If we want a different view — what the warm (but cooler) gas in the nebula is doing — we can always turn to the infrared part of the spectrum, where the Spitzer Space Telescope has taken a phenomenal composite look in a completely different wavelength.
The inner regions are far hotter, which explains why they’re far brighter, as it’s the electrons falling down in their orbitals that causes the emission of the light that we can see!
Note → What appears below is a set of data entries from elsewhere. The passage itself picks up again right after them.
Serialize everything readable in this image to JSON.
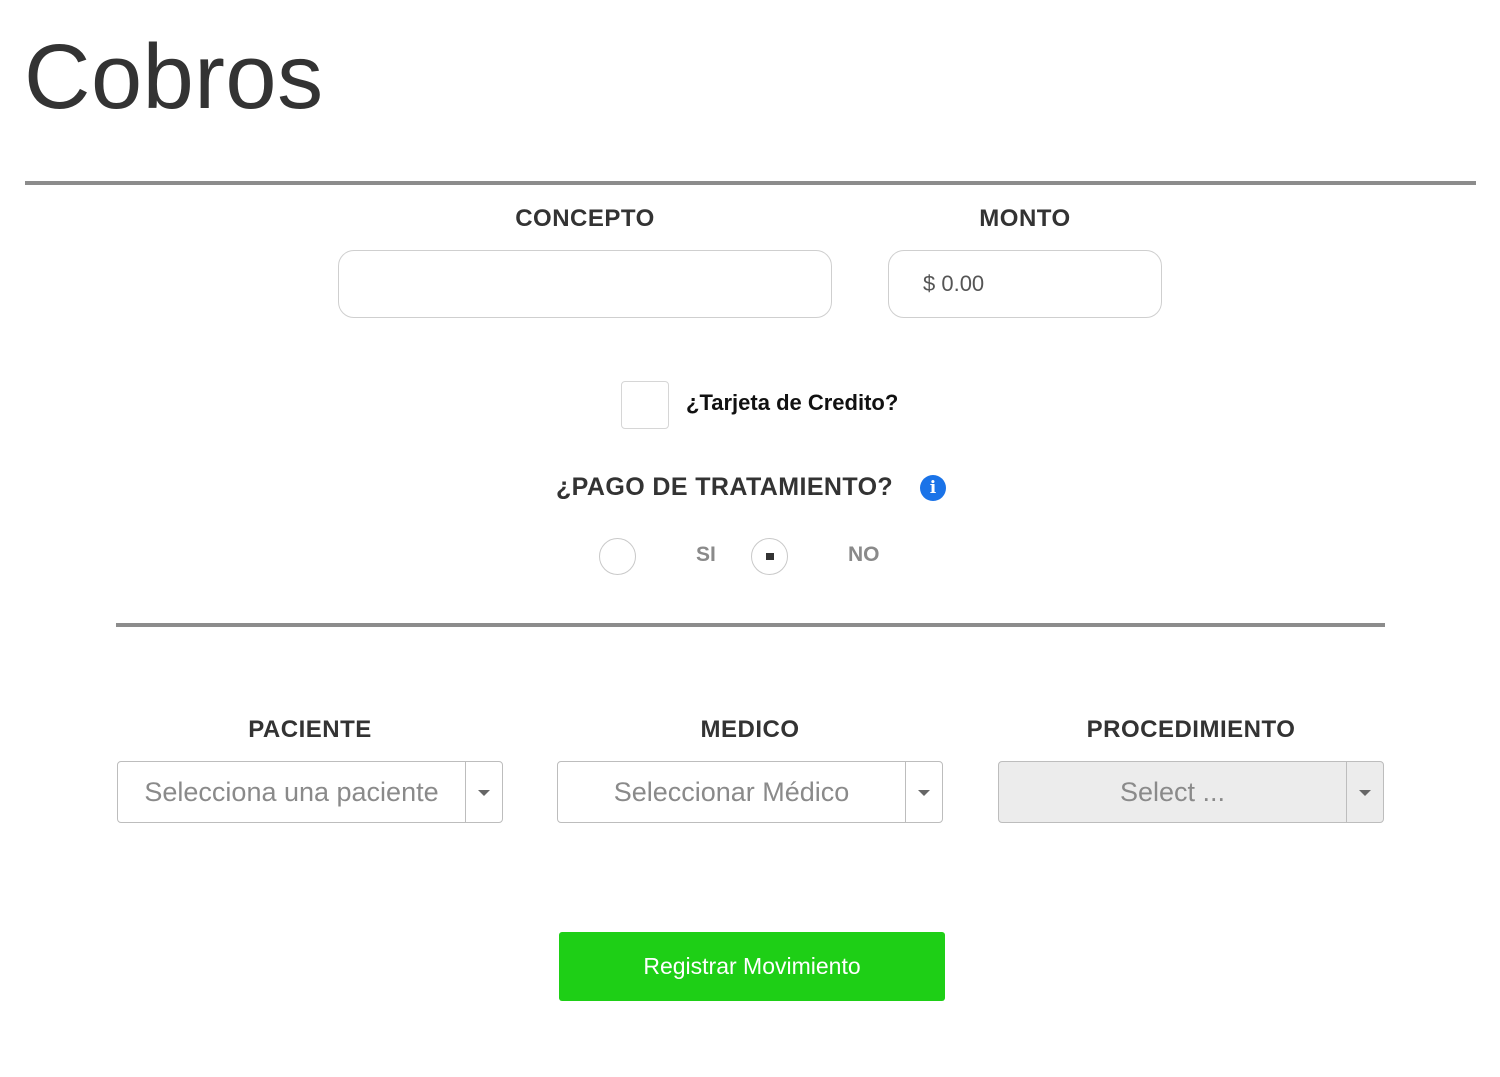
{
  "page": {
    "title": "Cobros"
  },
  "form": {
    "concepto": {
      "label": "CONCEPTO",
      "value": "",
      "placeholder": ""
    },
    "monto": {
      "label": "MONTO",
      "value": "",
      "placeholder": "$ 0.00"
    },
    "tarjeta_credito": {
      "label": "¿Tarjeta de Credito?",
      "checked": false
    },
    "pago_tratamiento": {
      "label": "¿PAGO DE TRATAMIENTO?",
      "info_icon": "info-circle-icon",
      "options": [
        {
          "label": "SI",
          "selected": false
        },
        {
          "label": "NO",
          "selected": true
        }
      ]
    },
    "paciente": {
      "label": "PACIENTE",
      "placeholder": "Selecciona una paciente"
    },
    "medico": {
      "label": "MEDICO",
      "placeholder": "Seleccionar Médico"
    },
    "procedimiento": {
      "label": "PROCEDIMIENTO",
      "placeholder": "Select ...",
      "disabled": true
    },
    "submit": {
      "label": "Registrar Movimiento"
    }
  },
  "colors": {
    "accent_button": "#1ecf16",
    "info_icon": "#1a73e8",
    "divider": "#8c8c8c"
  }
}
As always (when available), the best image comes to us courtesy of the Hubble Space Telescope, and this one doesn’t disappoint!
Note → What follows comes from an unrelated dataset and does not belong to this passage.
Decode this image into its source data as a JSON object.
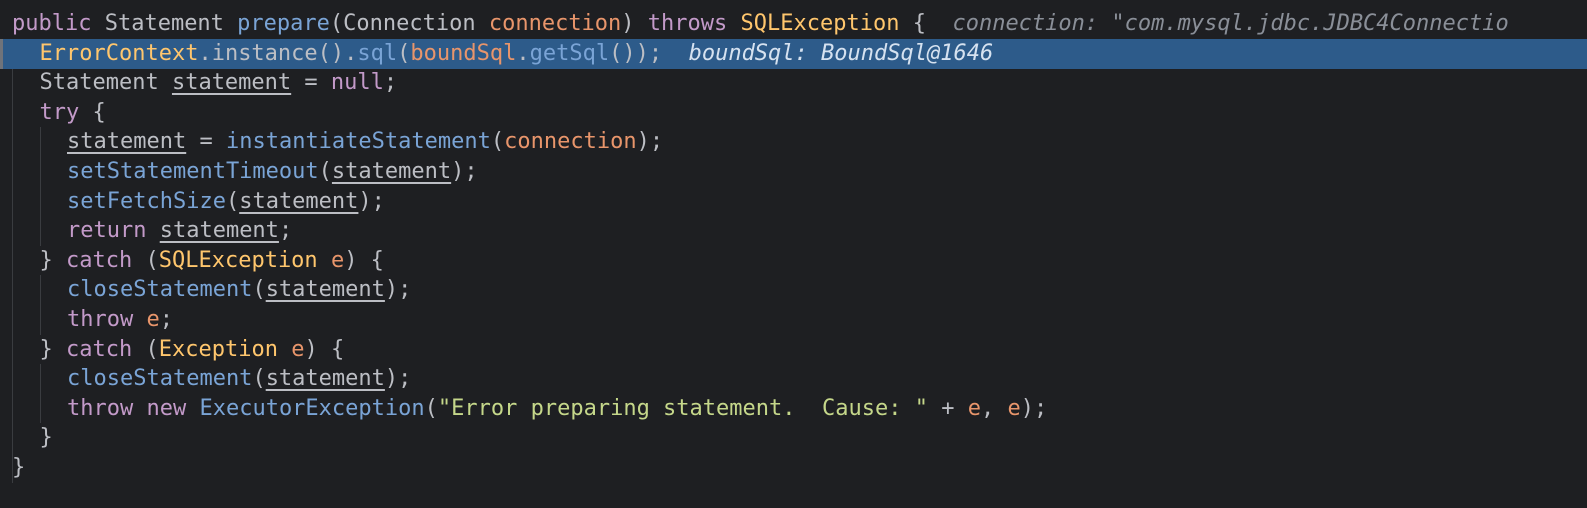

There’s actually an older Hubble image available, and thanks to some fantastic analysis by Andre van der Hoeven, you can see that although the nebula hasn’t expanded appreciably, some of the background stars have moved slightly over time!
To give you one of the most spectacular views of the evaporating gas globules — those are the dark little “tadpoles” you can see — caused by the radiation emitted by this star in its death throes, I’ve taken the full-resolution Hubble image, rotated it and cropped out a giant slice through it. Enjoy the view!
- M1, The Crab Nebula: October 22, 2012
- M2, Messier’s First Globular Cluster: June 17, 2013
- M5, A Hyper-Smooth Globular Cluster: May 20, 2013
- M8, The Lagoon Nebula: November 5, 2012
- M13, The Great Globular Cluster in Hercules: December 31, 2012
- M15, An Ancient Globular Cluster: November 12, 2012
- M20, The Youngest Star-Forming Region, The Trifid Nebula: May 6, 2013
- M21, A Baby Open Cluster in the Galactic Plane: June 24, 2013
- M25, A Dusty Open Cluster for Everyone: April 8, 2013
- M29, A Young Open Cluster in the Summer Triangle: June 3, 2013
- M30, A Straggling Globular Cluster: November 26, 2012
- M33, The Triangulum Galaxy: February 25, 2013
- M37, A Rich Open Star Cluster: December 3, 2012
- M38, A Real-Life Pi-in-the-Sky Cluster: April 29, 2013
- M40, Messier’s Greatest Mistake: April 1, 2013
- M41, The Dog Star’s Secret Neighbor: January 7, 2013
- M44, The Beehive Cluster / Praesepe: December 24, 2012
- M45, The Pleiades: October 29, 2012
- M48, A Lost-and-Found Star Cluster: February 11, 2013
- M51, The Whirlpool Galaxy: April 15th, 2013
- M52, A Star Cluster on the Bubble: March 4, 2013
- M53, The Most Northern Galactic Globular: February 18, 2013
- M57, The Ring Nebula: July 1, 2013
- M60, The Gateway Galaxy to Virgo: February 4, 2013
- M65, The First Messier Supernova of 2013: March 25, 2013
- M67, Messier’s Oldest Open Cluster: January 14, 2013
- M72, A Diffuse, Distant Globular at the End-of-the-Marathon: March 18, 2013
- M74, The Phantom Galaxy at the Beginning-of-the-Marathon: March 11, 2013
- M78, A Reflection Nebula: December 10, 2012
- M81, Bode’s Galaxy: November 19, 2012
- M82, The Cigar Galaxy: May 13, 2013
- M83, The Southern Pinwheel Galaxy, January 21, 2013
- M86, The Most Blueshifted Messier Object, June 10, 2013
- M92, The Second Greatest Globular in Hercules, April 22, 2013
- M97, The Owl Nebula, January 28, 2013
- M102, A Great Galactic Controversy: December 17, 2012
- M104, The Sombrero Galaxy: May 27, 2013
Come back next week where we’ll take a look at another spectacular one of Messier’s deep-sky wonders, only here on Messier Monday!